**Work required:**
Pick every line from the data below that contains the string "name" and copy it.

**Data for this task:**
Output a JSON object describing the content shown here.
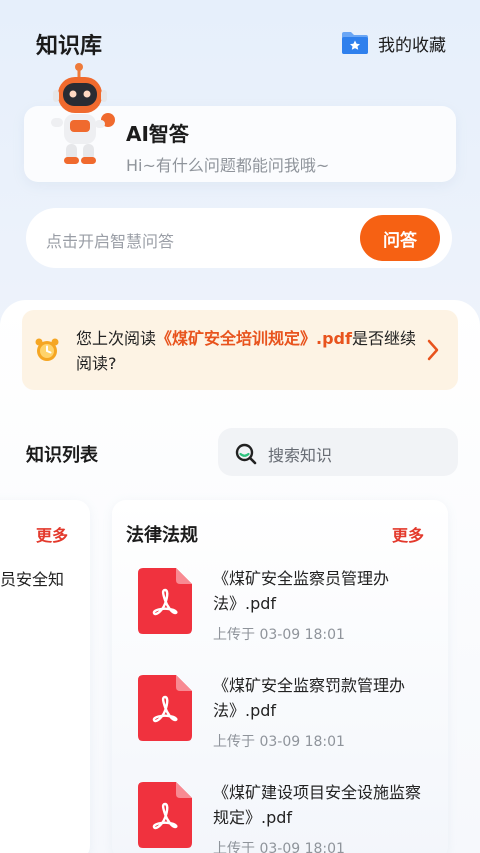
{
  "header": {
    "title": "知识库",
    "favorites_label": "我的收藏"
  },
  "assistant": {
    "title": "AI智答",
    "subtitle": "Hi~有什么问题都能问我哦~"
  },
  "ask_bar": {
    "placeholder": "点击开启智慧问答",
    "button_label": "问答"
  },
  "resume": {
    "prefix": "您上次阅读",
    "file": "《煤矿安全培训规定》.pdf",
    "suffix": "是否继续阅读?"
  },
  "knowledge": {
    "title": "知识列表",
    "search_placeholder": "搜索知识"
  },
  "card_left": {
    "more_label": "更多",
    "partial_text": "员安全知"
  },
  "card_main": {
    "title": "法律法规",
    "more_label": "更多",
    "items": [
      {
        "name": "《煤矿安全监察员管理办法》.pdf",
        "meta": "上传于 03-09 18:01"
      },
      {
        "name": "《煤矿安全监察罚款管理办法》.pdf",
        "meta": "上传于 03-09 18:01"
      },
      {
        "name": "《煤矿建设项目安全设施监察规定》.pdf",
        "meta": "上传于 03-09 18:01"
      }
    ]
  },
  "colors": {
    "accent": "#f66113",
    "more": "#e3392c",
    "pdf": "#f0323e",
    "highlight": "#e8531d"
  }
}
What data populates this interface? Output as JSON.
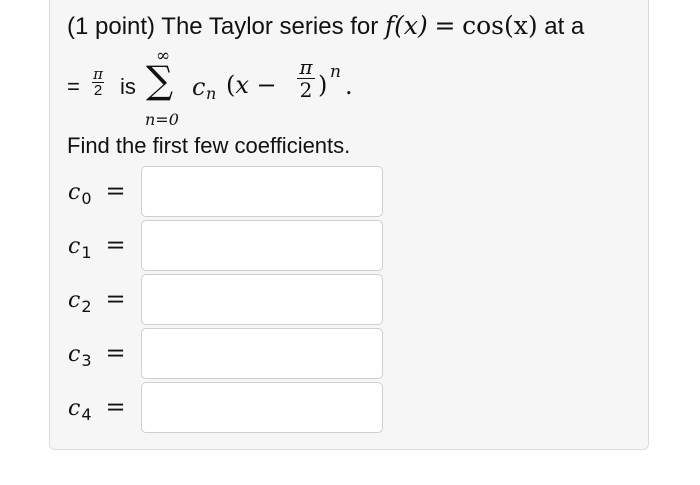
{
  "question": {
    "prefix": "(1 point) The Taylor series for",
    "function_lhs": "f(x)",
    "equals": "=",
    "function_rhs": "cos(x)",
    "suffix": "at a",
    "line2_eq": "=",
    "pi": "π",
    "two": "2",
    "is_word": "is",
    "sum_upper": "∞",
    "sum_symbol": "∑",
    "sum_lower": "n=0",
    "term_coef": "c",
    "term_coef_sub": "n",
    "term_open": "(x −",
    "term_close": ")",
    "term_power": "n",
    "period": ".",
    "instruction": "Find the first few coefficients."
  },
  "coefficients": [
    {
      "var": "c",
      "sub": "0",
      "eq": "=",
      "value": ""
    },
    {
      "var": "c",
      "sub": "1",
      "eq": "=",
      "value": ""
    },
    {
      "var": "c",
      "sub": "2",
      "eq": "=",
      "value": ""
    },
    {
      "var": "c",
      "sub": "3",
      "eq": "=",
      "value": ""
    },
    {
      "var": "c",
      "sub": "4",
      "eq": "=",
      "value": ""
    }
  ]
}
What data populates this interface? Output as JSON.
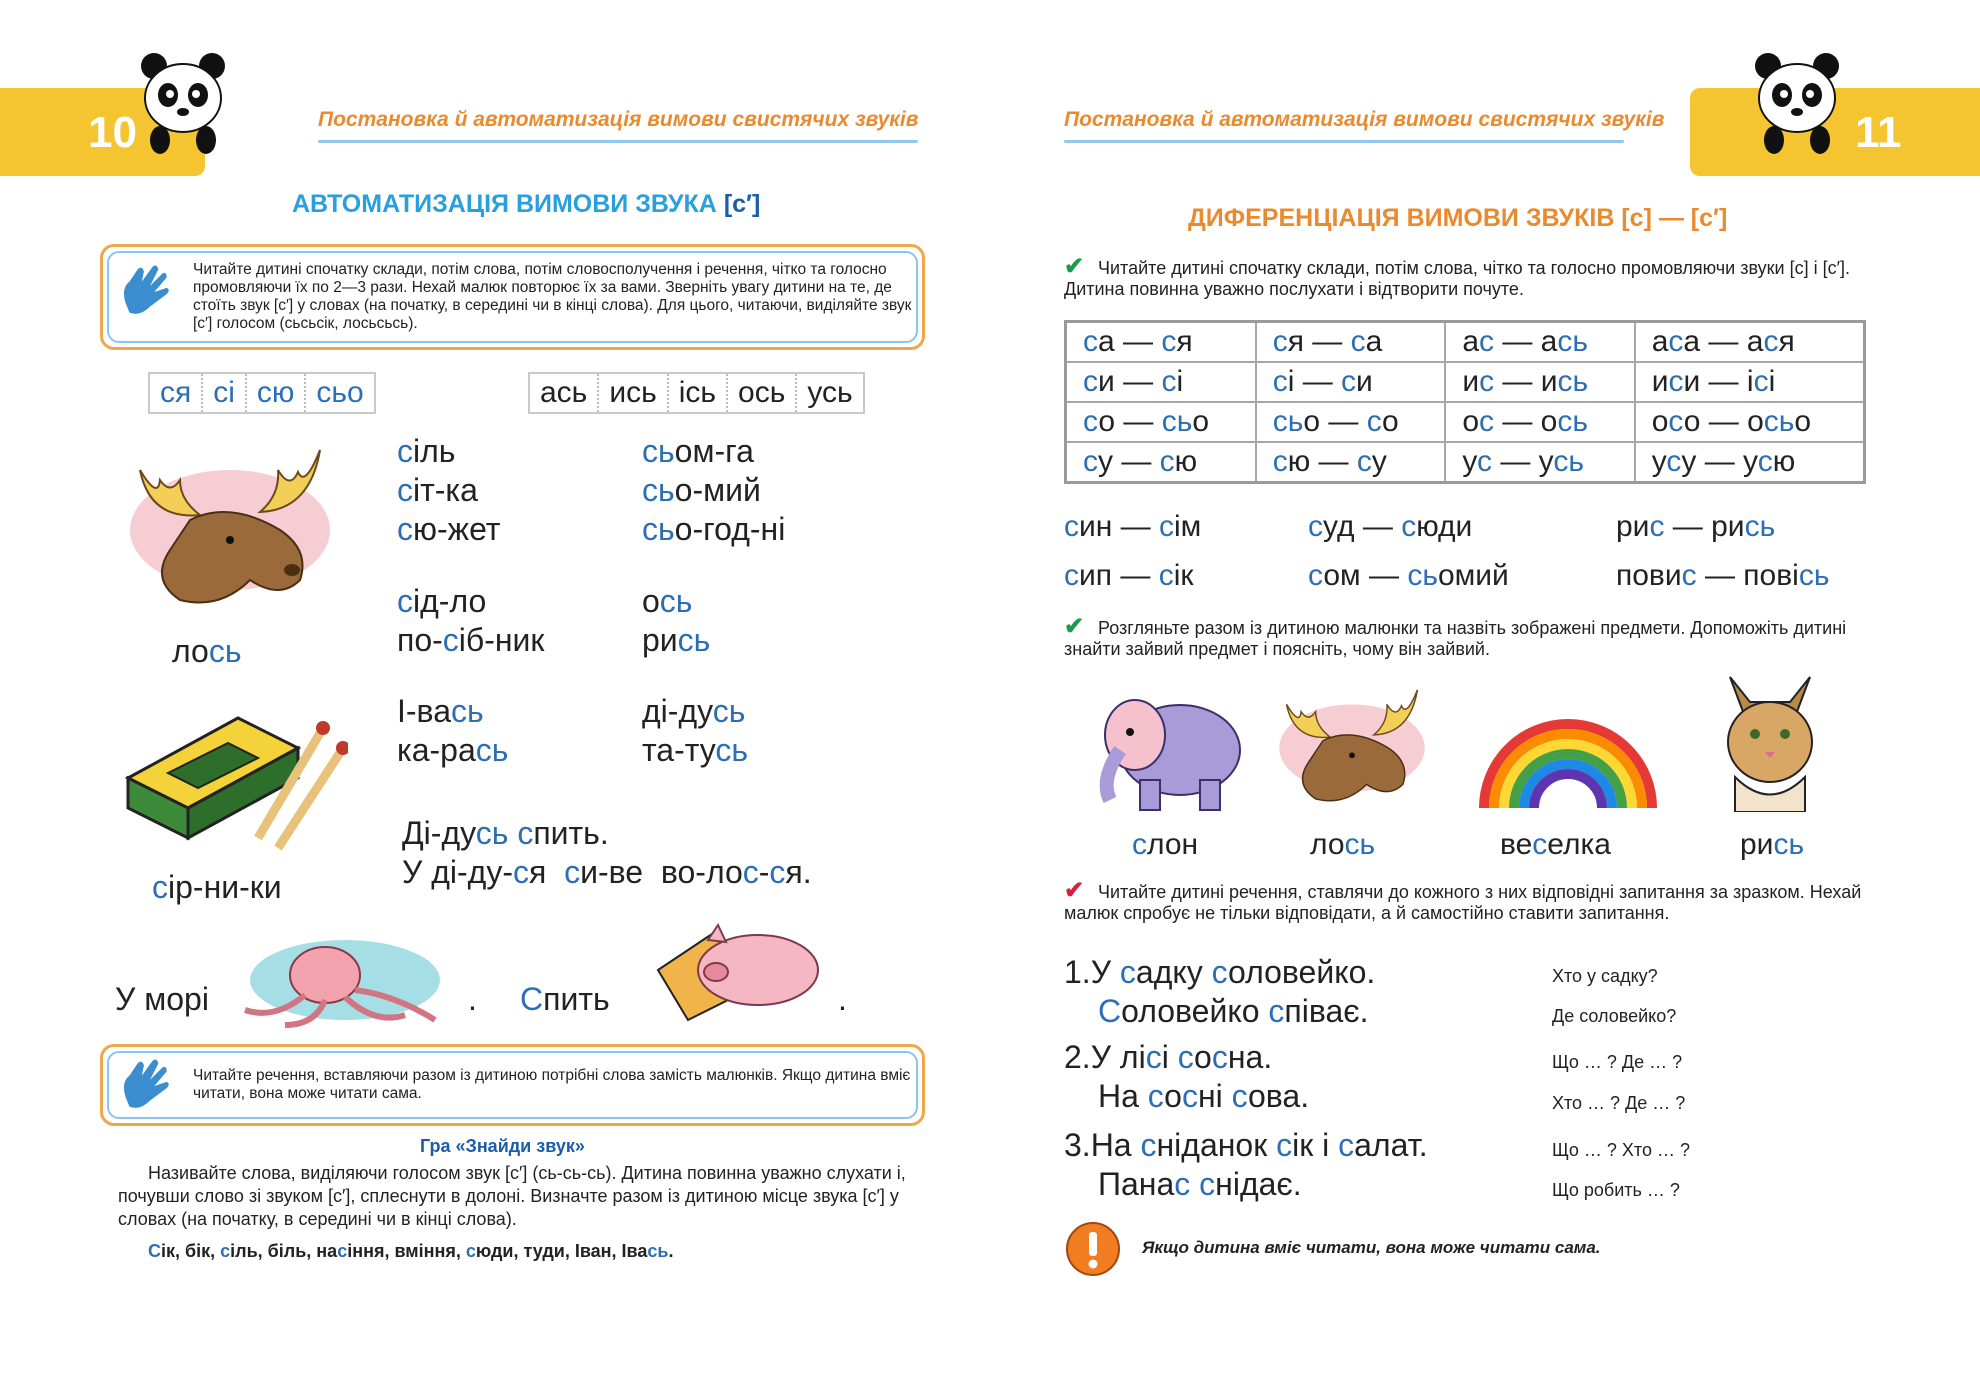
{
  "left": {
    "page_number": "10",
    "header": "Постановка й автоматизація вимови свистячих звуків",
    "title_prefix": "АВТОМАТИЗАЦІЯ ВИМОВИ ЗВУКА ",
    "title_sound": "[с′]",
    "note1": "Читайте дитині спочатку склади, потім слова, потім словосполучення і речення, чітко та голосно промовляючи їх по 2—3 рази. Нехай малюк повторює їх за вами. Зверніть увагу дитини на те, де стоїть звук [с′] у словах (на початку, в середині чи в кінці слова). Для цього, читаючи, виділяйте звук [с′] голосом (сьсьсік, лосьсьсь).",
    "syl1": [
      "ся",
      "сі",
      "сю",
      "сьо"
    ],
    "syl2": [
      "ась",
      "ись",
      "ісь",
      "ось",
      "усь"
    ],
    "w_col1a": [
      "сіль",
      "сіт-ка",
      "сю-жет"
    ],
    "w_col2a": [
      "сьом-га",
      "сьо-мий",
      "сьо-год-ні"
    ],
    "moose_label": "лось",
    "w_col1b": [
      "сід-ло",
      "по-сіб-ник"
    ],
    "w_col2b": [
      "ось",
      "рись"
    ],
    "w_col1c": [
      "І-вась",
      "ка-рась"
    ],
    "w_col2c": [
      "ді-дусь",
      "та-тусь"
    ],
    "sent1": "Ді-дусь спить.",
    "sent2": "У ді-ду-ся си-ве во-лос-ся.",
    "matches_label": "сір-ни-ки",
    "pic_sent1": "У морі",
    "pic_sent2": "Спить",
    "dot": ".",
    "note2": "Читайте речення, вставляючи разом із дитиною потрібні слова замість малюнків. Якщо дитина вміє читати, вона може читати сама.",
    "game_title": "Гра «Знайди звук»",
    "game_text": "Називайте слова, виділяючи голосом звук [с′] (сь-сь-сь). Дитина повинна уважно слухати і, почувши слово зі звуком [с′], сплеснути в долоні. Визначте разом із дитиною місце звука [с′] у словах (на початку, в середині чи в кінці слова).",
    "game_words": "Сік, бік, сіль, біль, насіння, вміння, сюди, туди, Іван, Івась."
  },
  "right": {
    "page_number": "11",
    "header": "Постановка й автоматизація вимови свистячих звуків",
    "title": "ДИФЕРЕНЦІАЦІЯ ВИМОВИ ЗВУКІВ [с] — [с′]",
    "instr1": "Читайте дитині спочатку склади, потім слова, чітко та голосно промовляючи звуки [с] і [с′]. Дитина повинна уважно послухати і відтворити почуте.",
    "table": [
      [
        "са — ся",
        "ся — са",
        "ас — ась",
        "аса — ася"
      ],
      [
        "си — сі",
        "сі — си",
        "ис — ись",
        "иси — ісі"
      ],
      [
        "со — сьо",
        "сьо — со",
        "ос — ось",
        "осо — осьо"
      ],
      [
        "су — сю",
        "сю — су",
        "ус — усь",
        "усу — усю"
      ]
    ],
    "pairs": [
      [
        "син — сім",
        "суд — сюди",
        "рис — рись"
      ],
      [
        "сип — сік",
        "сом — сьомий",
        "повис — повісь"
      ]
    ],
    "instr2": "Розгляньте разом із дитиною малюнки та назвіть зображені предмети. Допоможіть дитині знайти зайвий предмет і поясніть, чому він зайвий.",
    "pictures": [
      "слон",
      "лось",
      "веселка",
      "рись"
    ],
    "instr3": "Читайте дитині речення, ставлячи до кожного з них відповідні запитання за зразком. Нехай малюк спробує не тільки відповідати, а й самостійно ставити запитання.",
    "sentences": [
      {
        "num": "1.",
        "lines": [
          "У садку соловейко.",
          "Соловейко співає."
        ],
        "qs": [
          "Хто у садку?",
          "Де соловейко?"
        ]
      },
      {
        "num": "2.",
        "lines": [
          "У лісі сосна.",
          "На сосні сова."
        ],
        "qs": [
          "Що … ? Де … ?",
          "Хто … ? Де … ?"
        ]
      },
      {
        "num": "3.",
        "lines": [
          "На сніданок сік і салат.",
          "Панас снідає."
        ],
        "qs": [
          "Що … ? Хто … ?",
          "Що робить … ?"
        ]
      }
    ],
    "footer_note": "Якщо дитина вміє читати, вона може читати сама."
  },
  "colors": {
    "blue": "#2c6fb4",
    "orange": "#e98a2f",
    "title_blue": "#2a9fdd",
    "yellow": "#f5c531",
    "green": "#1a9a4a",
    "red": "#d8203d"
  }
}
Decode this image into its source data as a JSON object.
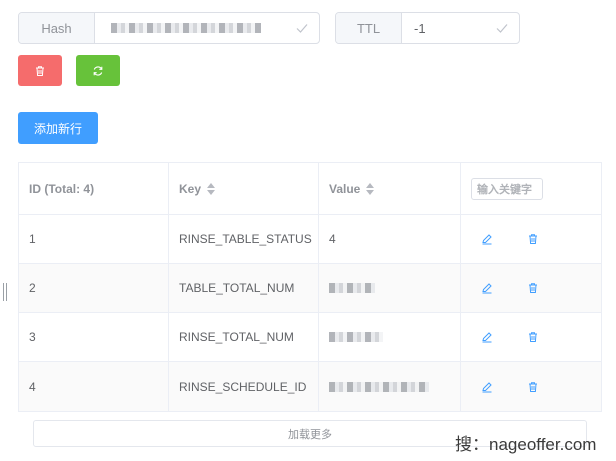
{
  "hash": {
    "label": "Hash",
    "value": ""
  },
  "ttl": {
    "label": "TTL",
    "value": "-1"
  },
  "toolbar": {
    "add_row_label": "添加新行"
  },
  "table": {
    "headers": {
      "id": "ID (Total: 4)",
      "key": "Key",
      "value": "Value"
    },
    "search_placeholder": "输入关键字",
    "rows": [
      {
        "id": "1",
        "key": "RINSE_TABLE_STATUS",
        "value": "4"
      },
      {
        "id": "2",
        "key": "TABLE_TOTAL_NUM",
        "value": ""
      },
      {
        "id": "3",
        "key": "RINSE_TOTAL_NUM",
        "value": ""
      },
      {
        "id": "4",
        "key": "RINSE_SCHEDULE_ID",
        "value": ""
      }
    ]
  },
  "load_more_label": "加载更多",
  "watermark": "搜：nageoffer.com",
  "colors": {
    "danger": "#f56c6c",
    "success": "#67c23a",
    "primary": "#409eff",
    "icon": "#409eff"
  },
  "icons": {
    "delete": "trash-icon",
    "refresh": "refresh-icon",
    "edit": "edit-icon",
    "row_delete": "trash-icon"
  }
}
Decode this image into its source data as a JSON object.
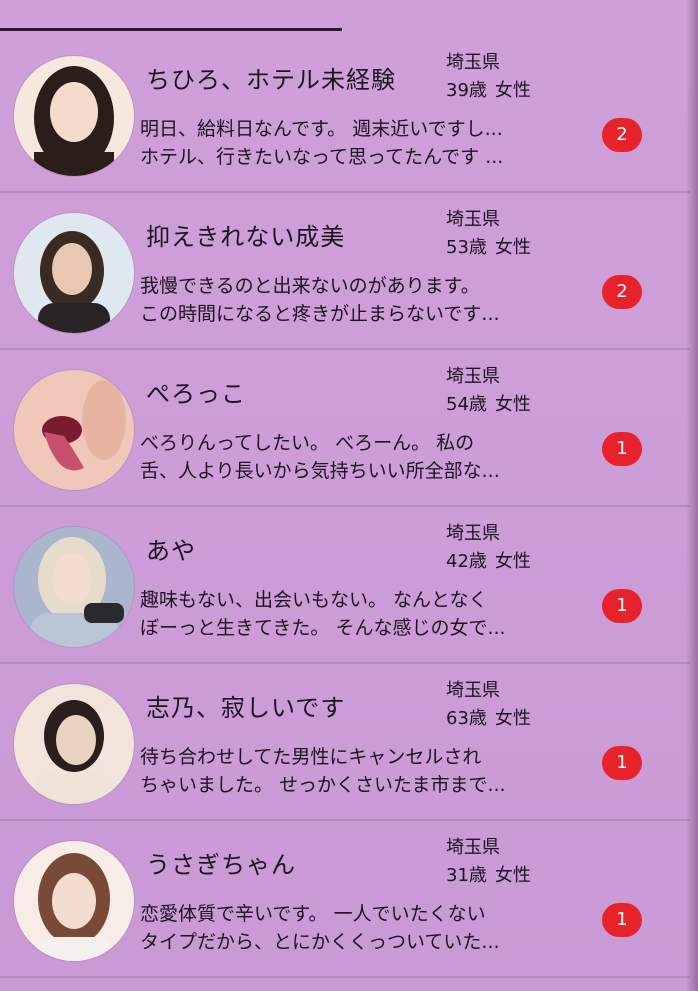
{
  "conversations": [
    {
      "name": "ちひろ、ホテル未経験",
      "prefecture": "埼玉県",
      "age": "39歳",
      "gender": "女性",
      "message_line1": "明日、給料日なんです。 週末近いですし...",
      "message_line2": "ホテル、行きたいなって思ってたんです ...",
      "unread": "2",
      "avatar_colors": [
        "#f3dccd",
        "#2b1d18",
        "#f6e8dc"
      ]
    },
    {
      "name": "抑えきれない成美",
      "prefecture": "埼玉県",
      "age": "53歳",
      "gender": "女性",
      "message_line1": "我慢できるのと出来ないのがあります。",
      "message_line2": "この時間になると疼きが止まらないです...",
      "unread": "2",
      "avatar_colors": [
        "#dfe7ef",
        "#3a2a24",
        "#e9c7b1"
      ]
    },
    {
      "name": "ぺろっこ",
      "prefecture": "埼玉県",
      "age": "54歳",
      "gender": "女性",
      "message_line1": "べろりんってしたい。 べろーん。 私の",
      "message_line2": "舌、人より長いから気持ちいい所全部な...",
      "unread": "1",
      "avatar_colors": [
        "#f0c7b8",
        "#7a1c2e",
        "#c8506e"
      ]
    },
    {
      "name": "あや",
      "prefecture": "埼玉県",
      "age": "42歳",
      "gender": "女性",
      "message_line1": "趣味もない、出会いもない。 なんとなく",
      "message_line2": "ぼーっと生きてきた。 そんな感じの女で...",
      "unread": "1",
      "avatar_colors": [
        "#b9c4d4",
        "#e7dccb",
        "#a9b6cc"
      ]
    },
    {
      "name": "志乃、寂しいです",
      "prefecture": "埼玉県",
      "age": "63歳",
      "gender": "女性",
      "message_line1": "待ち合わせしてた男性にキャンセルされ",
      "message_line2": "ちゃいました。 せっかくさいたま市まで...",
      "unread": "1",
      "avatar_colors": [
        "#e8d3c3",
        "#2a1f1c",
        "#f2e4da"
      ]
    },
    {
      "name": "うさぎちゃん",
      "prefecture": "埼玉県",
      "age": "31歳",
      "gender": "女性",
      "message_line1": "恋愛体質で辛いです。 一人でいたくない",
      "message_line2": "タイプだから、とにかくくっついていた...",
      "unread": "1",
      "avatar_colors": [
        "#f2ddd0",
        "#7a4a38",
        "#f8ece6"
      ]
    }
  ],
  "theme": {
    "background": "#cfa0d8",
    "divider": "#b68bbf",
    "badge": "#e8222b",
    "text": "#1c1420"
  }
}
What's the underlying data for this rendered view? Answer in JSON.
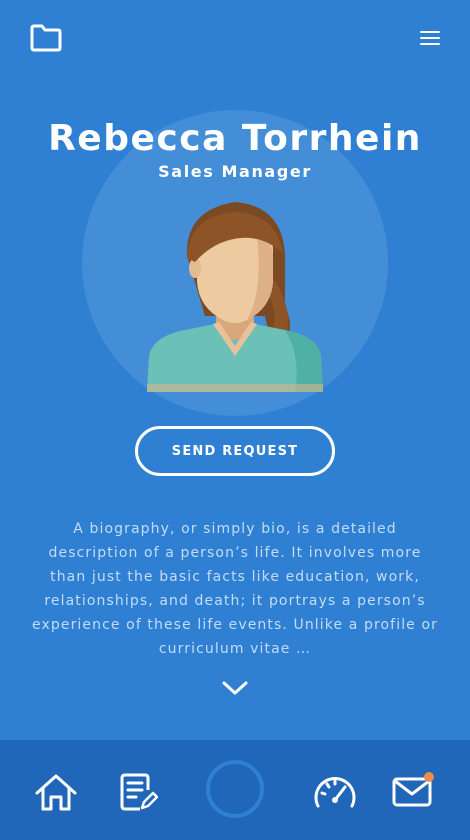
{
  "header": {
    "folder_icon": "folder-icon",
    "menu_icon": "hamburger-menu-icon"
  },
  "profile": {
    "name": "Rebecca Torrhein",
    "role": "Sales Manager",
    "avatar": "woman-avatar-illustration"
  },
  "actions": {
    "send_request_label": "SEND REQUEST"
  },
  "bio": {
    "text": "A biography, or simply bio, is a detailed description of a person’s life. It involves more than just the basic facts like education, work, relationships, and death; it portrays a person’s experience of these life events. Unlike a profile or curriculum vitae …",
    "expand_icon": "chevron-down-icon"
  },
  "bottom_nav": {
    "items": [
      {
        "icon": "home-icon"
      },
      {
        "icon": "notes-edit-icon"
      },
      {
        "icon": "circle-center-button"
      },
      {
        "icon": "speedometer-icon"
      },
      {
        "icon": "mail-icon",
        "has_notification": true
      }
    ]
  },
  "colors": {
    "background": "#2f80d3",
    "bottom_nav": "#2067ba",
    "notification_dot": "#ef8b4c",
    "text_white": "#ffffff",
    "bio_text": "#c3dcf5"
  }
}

**Exercise result:**
        "name": "《煤矿安全监察员管理办法》.pdf",
        "name": "《煤矿安全监察罚款管理办法》.pdf",
        "name": "《煤矿建设项目安全设施监察规定》.pdf",
      "name": "ちひろ、ホテル未経験",
      "name": "抑えきれない成美",
      "name": "ぺろっこ",
      "name": "あや",
      "name": "志乃、寂しいです",
      "name": "うさぎちゃん",
    "name": "Rebecca Torrhein",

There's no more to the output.